Attending ghost tours and haunted houses as Halloween approaches is one thing, but the diehard scare-seekers among us may be left cold (and thoroughly unafraid) by simply seeing someone jump out in a mask. Those seeking to have a "spookier" time may think visiting a cemetery at night will deliver the thrills and chills they crave, but there remains the matter of trespassing to consider before sneaking in for a moonlit seance.
It goes without saying that private graveyards, ones that are only used by a single family or a small group, are off-limits unless you have the owners' permission. But, even cemeteries that are open to the public have their own set of guidelines any visitor ought to follow.

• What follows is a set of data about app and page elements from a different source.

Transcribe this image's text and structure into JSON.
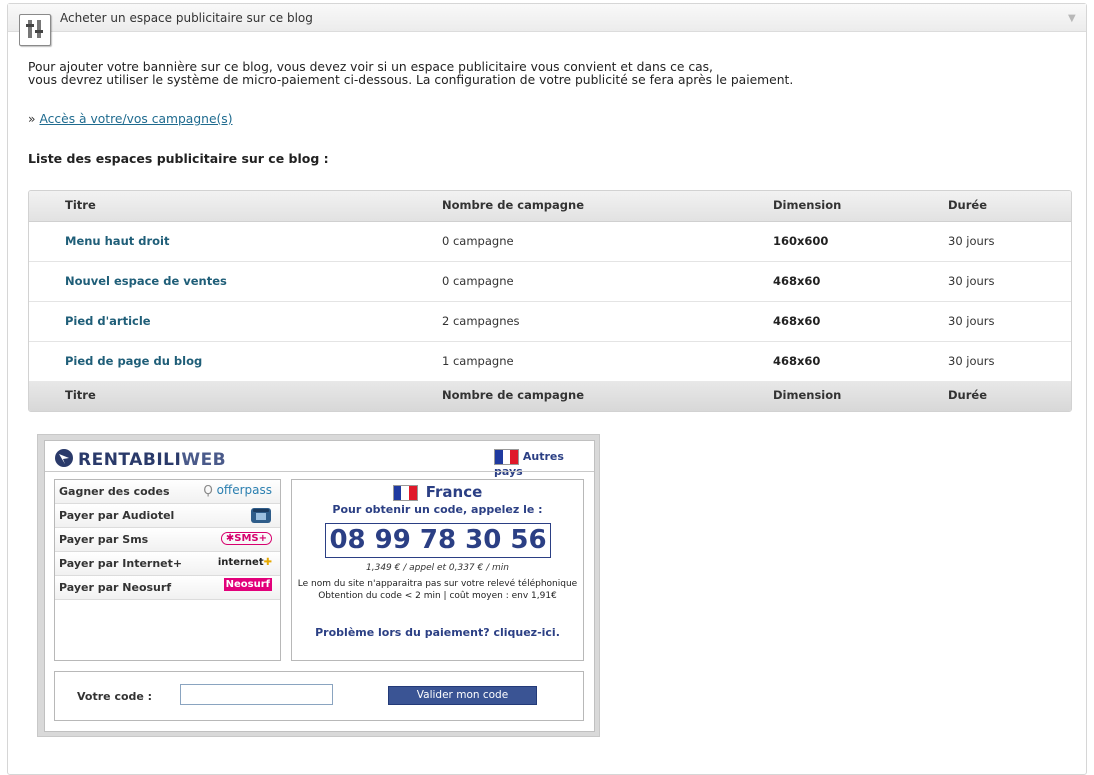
{
  "panel": {
    "title": "Acheter un espace publicitaire sur ce blog",
    "collapse_symbol": "▼",
    "icon": "tools-icon"
  },
  "intro": {
    "line1": "Pour ajouter votre bannière sur ce blog, vous devez voir si un espace publicitaire vous convient et dans ce cas,",
    "line2": "vous devrez utiliser le système de micro-paiement ci-dessous. La configuration de votre publicité se fera après le paiement."
  },
  "access": {
    "prefix": "»",
    "link": "Accès à votre/vos campagne(s)"
  },
  "list_title": "Liste des espaces publicitaire sur ce blog :",
  "table": {
    "headers": [
      "Titre",
      "Nombre de campagne",
      "Dimension",
      "Durée"
    ],
    "rows": [
      {
        "title": "Menu haut droit",
        "campaigns": "0 campagne",
        "dimension": "160x600",
        "duration": "30 jours"
      },
      {
        "title": "Nouvel espace de ventes",
        "campaigns": "0 campagne",
        "dimension": "468x60",
        "duration": "30 jours"
      },
      {
        "title": "Pied d'article",
        "campaigns": "2 campagnes",
        "dimension": "468x60",
        "duration": "30 jours"
      },
      {
        "title": "Pied de page du blog",
        "campaigns": "1 campagne",
        "dimension": "468x60",
        "duration": "30 jours"
      }
    ]
  },
  "payment": {
    "brand_a": "RENTABILI",
    "brand_b": "WEB",
    "other_countries": "Autres pays",
    "methods": [
      {
        "label": "Gagner des codes",
        "logo": "offerpass"
      },
      {
        "label": "Payer par Audiotel",
        "logo": "phone-icon"
      },
      {
        "label": "Payer par Sms",
        "logo": "SMS+"
      },
      {
        "label": "Payer par Internet+",
        "logo": "internet+"
      },
      {
        "label": "Payer par Neosurf",
        "logo": "Neosurf"
      }
    ],
    "country": "France",
    "get_code": "Pour obtenir un code, appelez le :",
    "phone": "08 99 78 30 56",
    "price": "1,349 € / appel et 0,337 € / min",
    "note1": "Le nom du site n'apparaitra pas sur votre relevé téléphonique",
    "note2": "Obtention du code < 2 min | coût moyen : env 1,91€",
    "problem": "Problème lors du paiement? cliquez-ici.",
    "code_label": "Votre code :",
    "code_value": "",
    "submit": "Valider mon code"
  },
  "colors": {
    "link": "#1f5e78",
    "brand_blue": "#2b3f84",
    "button": "#3a5494"
  }
}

From listing their visiting hours online and in their offices, to physically closing their gates, most cemeteries make it pretty clear when visitors are welcome and when they aren't. In other words, it should be easy to tell when you're trespassing, even on so-called "public" burial sites. (And, it bears mentioning, if you find yourself hopping a fence or wondering whether what you're doing counts as trespassing, there's a good chance it does.)

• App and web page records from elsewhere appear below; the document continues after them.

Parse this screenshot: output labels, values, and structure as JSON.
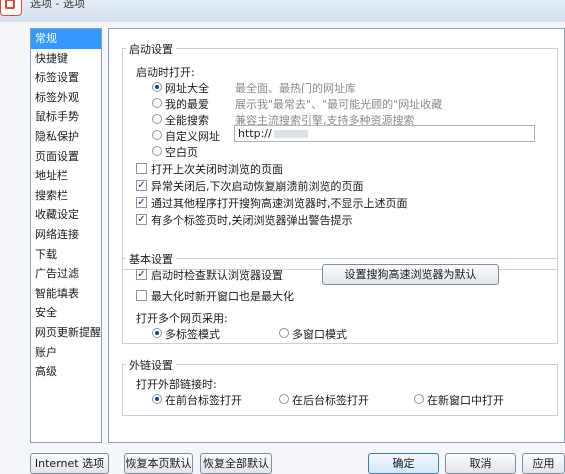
{
  "window": {
    "title": "选项 - 选项"
  },
  "sidebar": {
    "items": [
      {
        "label": "常规",
        "selected": true
      },
      {
        "label": "快捷键"
      },
      {
        "label": "标签设置"
      },
      {
        "label": "标签外观"
      },
      {
        "label": "鼠标手势"
      },
      {
        "label": "隐私保护"
      },
      {
        "label": "页面设置"
      },
      {
        "label": "地址栏"
      },
      {
        "label": "搜索栏"
      },
      {
        "label": "收藏设定"
      },
      {
        "label": "网络连接"
      },
      {
        "label": "下载"
      },
      {
        "label": "广告过滤"
      },
      {
        "label": "智能填表"
      },
      {
        "label": "安全"
      },
      {
        "label": "网页更新提醒"
      },
      {
        "label": "账户"
      },
      {
        "label": "高级"
      }
    ]
  },
  "startup": {
    "group_title": "启动设置",
    "open_label": "启动时打开:",
    "options": [
      {
        "label": "网址大全",
        "desc": "最全面、最热门的网址库",
        "selected": true
      },
      {
        "label": "我的最爱",
        "desc": "展示我\"最常去\"、\"最可能光顾的\"网址收藏",
        "selected": false
      },
      {
        "label": "全能搜索",
        "desc": "兼容主流搜索引擎,支持多种资源搜索",
        "selected": false
      },
      {
        "label": "自定义网址",
        "desc": "",
        "selected": false
      },
      {
        "label": "空白页",
        "desc": "",
        "selected": false
      }
    ],
    "custom_url": "http://",
    "checkboxes": [
      {
        "label": "打开上次关闭时浏览的页面",
        "checked": false
      },
      {
        "label": "异常关闭后,下次启动恢复崩溃前浏览的页面",
        "checked": true
      },
      {
        "label": "通过其他程序打开搜狗高速浏览器时,不显示上述页面",
        "checked": true
      },
      {
        "label": "有多个标签页时,关闭浏览器弹出警告提示",
        "checked": true
      }
    ]
  },
  "basic": {
    "group_title": "基本设置",
    "check_default": {
      "label": "启动时检查默认浏览器设置",
      "checked": true
    },
    "set_default_button": "设置搜狗高速浏览器为默认",
    "maximize": {
      "label": "最大化时新开窗口也是最大化",
      "checked": false
    },
    "multi_label": "打开多个网页采用:",
    "multi_tab": {
      "label": "多标签模式",
      "selected": true
    },
    "multi_window": {
      "label": "多窗口模式",
      "selected": false
    }
  },
  "links": {
    "group_title": "外链设置",
    "open_label": "打开外部链接时:",
    "options": [
      {
        "label": "在前台标签打开",
        "selected": true
      },
      {
        "label": "在后台标签打开",
        "selected": false
      },
      {
        "label": "在新窗口中打开",
        "selected": false
      }
    ]
  },
  "footer": {
    "internet_options": "Internet 选项",
    "restore_page": "恢复本页默认",
    "restore_all": "恢复全部默认",
    "ok": "确定",
    "cancel": "取消",
    "apply": "应用"
  },
  "check_mark": "✓"
}
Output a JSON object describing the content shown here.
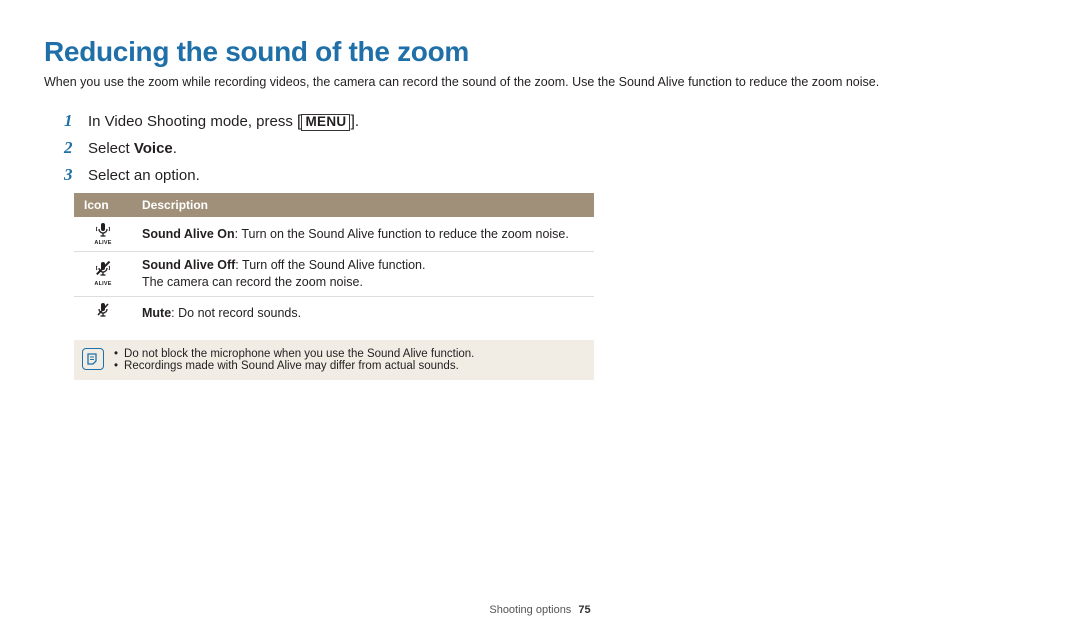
{
  "title": "Reducing the sound of the zoom",
  "intro": "When you use the zoom while recording videos, the camera can record the sound of the zoom. Use the Sound Alive function to reduce the zoom noise.",
  "steps": {
    "s1_pre": "In Video Shooting mode, press ",
    "s1_btn": "MENU",
    "s1_post": ".",
    "s2_pre": "Select ",
    "s2_bold": "Voice",
    "s2_post": ".",
    "s3": "Select an option."
  },
  "table": {
    "head_icon": "Icon",
    "head_desc": "Description",
    "rows": [
      {
        "icon_label": "ALIVE",
        "bold": "Sound Alive On",
        "rest": ": Turn on the Sound Alive function to reduce the zoom noise."
      },
      {
        "icon_label": "ALIVE",
        "bold": "Sound Alive Off",
        "rest": ": Turn off the Sound Alive function.",
        "line2": "The camera can record the zoom noise."
      },
      {
        "icon_label": "",
        "bold": "Mute",
        "rest": ": Do not record sounds."
      }
    ]
  },
  "note": {
    "items": [
      "Do not block the microphone when you use the Sound Alive function.",
      "Recordings made with Sound Alive may differ from actual sounds."
    ]
  },
  "footer": {
    "section": "Shooting options",
    "page": "75"
  }
}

That said, sneaking into a graveyard and getting caught doesn't necessarily mean you're headed to prison. For example, a recent case of trespassers cutting through a New Jersey graveyard ended in 32 citations but no arrests. Officially, James Cohen, adjunct professor at Fordham Law School tells Refinery29 that trespassing is a criminal offense for which you can be arrested and convicted. He adds that jail time is "unusual," but can happen, in which case you'd spend fewer than 30 days behind bars.
Any seasoned paranormal investigator will tell you the same: Either get in touch with the cemetery's owner or caretaker to discuss visiting at night or sneak in and risk being written up.
No matter how fascinated you are with the macabre and the otherworldly, respect for the deceased and their families must come first. That doesn't mean you shouldn't go near a graveyard unless you're attending a funeral, but you should keep in mind that cemeteries are founded first and foremost as a place of rest for the dead. If you think you might be a disruptive presence, maybe wait until the gates reopen to take your stroll through the tombstones.